What is being asked:
Could you report every line from the entries that includes the word "title"?

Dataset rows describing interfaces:
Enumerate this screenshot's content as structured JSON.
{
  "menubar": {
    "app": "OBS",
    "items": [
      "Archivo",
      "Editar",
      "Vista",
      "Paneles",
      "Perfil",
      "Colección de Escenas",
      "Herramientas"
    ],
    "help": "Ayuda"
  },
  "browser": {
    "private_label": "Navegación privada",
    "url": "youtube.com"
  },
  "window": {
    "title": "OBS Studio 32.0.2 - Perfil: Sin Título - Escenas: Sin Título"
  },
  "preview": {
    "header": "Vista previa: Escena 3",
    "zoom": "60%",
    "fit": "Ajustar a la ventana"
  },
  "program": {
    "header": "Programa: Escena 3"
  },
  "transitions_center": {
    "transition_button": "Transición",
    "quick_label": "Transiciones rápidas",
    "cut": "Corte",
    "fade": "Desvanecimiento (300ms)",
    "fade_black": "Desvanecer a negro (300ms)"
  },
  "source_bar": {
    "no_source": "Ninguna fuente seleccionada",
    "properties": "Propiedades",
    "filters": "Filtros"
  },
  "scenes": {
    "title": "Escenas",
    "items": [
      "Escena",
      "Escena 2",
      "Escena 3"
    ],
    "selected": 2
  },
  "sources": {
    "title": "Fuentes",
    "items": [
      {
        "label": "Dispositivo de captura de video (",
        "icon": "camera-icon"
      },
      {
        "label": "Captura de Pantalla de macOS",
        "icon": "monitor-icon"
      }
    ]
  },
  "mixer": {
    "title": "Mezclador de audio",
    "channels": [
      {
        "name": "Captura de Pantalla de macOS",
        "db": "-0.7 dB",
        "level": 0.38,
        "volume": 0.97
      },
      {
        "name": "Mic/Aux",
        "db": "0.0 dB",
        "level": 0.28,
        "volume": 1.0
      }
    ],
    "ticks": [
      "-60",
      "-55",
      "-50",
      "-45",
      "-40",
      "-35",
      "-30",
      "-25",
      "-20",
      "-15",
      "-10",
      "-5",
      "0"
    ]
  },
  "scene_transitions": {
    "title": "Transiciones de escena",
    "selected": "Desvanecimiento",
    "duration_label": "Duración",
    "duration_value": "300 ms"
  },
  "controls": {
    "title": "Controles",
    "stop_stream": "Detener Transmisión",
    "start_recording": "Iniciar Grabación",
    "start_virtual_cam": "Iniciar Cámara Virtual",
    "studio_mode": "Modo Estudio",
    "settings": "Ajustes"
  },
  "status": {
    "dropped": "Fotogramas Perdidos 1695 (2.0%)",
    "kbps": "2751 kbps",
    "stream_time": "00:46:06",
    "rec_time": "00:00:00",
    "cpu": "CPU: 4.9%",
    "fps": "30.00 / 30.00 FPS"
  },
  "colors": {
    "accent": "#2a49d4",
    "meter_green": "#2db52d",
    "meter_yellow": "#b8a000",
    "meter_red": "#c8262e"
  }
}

Response to this exercise:
    "title": "OBS Studio 32.0.2 - Perfil: Sin Título - Escenas: Sin Título"
    "title": "Escenas",
    "title": "Fuentes",
    "title": "Mezclador de audio",
    "title": "Transiciones de escena",
    "title": "Controles",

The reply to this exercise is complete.